__REQUIREMENT__.
Return each line below holding the string "this".
(INPUT MATERIAL Opens)
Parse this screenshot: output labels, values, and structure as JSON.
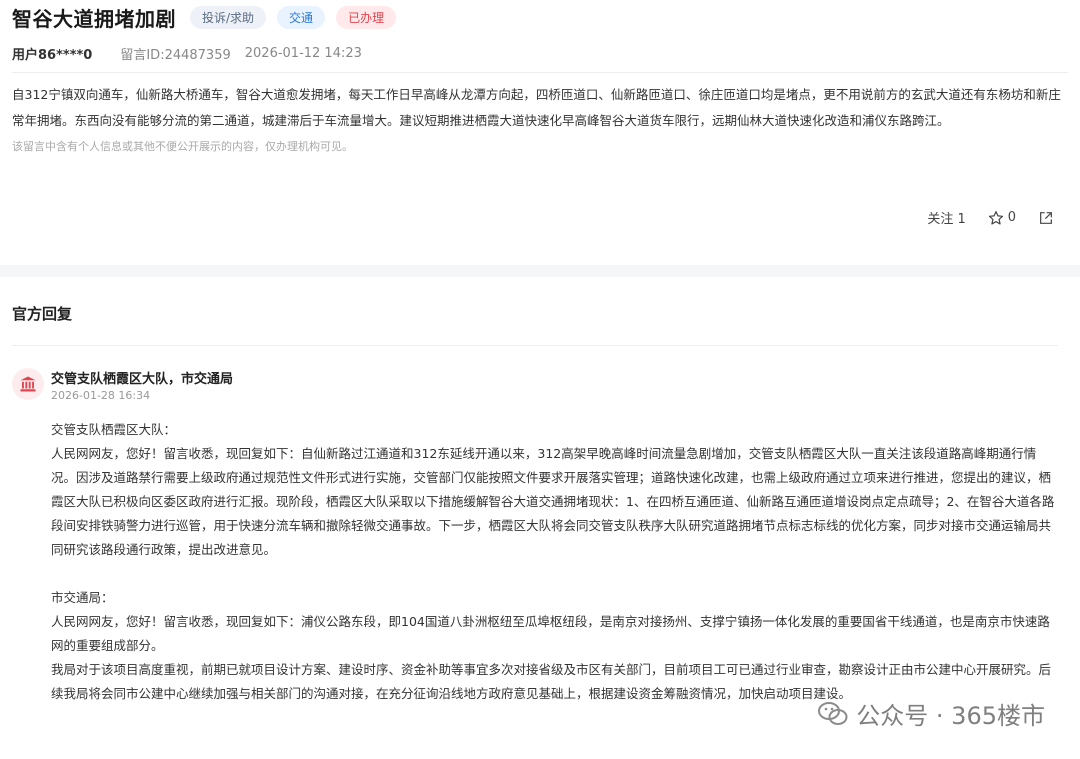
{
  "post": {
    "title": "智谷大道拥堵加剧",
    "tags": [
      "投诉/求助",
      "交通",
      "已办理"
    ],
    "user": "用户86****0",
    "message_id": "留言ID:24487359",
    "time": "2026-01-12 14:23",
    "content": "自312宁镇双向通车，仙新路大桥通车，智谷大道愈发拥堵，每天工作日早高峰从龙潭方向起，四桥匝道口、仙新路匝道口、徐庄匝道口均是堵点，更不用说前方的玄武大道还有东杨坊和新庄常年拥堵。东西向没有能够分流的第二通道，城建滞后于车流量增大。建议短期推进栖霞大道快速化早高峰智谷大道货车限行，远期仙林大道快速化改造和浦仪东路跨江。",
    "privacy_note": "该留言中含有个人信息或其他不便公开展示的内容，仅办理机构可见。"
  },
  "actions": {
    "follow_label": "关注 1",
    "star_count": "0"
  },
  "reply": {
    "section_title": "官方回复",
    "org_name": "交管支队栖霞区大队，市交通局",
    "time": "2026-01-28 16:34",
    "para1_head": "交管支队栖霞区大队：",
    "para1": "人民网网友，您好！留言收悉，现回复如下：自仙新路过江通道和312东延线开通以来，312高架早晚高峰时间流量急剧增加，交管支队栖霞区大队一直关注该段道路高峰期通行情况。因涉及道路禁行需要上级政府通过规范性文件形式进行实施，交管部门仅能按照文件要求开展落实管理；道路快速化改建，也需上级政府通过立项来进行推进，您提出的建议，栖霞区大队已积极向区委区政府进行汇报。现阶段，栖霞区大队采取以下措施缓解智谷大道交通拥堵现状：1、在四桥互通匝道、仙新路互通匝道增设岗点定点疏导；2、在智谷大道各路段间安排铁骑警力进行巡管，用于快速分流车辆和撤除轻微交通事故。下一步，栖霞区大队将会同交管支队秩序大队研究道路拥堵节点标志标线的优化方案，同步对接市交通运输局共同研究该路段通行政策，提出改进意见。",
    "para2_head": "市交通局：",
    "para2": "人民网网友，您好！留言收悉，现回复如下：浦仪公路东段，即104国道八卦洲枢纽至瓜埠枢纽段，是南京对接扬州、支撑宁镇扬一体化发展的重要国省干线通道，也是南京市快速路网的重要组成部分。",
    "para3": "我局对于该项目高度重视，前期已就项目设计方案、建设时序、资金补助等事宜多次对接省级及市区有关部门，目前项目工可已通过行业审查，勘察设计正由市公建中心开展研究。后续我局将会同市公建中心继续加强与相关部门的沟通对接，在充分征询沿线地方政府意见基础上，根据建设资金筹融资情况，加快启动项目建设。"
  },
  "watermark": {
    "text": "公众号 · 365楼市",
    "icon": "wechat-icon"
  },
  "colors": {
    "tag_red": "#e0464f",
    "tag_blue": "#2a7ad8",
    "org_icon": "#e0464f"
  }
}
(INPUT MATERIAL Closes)
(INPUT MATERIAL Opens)
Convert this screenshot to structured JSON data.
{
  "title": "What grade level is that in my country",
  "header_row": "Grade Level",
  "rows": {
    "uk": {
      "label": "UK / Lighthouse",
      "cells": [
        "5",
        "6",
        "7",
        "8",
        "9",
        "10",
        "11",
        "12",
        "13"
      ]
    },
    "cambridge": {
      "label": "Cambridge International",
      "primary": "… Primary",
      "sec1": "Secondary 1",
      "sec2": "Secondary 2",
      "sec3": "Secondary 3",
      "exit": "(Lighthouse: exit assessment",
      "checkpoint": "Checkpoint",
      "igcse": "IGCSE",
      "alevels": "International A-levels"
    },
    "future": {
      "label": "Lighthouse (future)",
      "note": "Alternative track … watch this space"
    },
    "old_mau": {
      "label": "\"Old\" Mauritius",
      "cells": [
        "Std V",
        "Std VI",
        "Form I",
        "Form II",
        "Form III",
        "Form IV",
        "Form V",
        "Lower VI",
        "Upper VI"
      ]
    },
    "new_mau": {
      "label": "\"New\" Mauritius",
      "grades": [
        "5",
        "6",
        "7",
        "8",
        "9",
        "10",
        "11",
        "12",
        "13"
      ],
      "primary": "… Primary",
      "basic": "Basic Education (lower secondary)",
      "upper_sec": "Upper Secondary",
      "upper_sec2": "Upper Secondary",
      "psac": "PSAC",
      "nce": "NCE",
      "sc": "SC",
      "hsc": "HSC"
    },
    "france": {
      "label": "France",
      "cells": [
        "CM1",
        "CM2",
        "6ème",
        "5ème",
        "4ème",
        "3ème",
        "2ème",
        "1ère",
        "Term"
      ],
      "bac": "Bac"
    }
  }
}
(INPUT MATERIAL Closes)
__WRITTEN ANSWER__.
Parse this screenshot: output labels, values, and structure as JSON.
Convert this screenshot to structured JSON data.
      "note": "Alternative track … watch this space"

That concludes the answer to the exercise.